Mural brings together community
It’s all about community.
Community is where you go to church, shop for groceries, meet your friends or earn your living.
That’s why the massive mural being painted on the inside of Riverfront’s Barberry Drive office and work center features scenes from the community.
Riverfront provides training and opportunities for people with cognitive disabilities and mental illnesses.
“The project is a representation of our belief that these folks are a part of—and an asset to—our community,” said Marcia Jagodzinske, president and CEO of Riverfront.
Janesville artist James Richter is painting the mural that runs across a series of interior walls.
“It’s going to have a town square look,” Richter said.
It’s fitting that Richter was chosen for the project: His “day job” is working at Catholic Charities with people who have developmental disabilities.
Most of the interior walls have a large picture window and a door, and Richter is painting them to look like storefronts. For example, he’s created a candy store, barbershop and a theater.

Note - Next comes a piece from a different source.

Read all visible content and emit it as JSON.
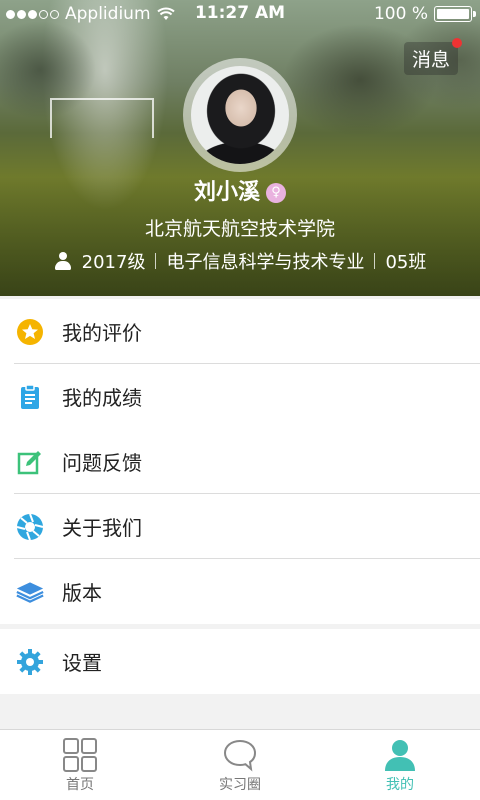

Some of the rooms will actually serve as what they are—the theater room will house a large screen television for movies.
He’s also painting a variety of local landmarks including Mercy Hospital and Rotary Gardens.
It was a daunting process to tackle.
“The walls were white, bland and institutional looking—and there’s 20-foot ceilings,” Richter said. “I have a little problem with heights, too. Some nights I was really holding on to that ladder.”
Local residents might remember the work Richter did for the Chevys on the Circuit project in the summer of 2006. He painted three cars including “See the USA in your Chevrolet,” “Baseball, Apple Pie and Chevrolet” and “Storm Chaser.”
Richter was recently featured in a two-man show at the Monroe Arts Center.
The artist has been working nights on the project since the last week in October, and he expects to be finished early in December.
The work will be especially meaningful for Riverfront’s clients, Jagodzinske said.
Some of Riverfront’s clients grew up in the community; others spent most of their lives in institutions.
“For some folks, we serve as the introduction to the community,” Jagodzinske said. “We wanted to reflect that community within our physical property.”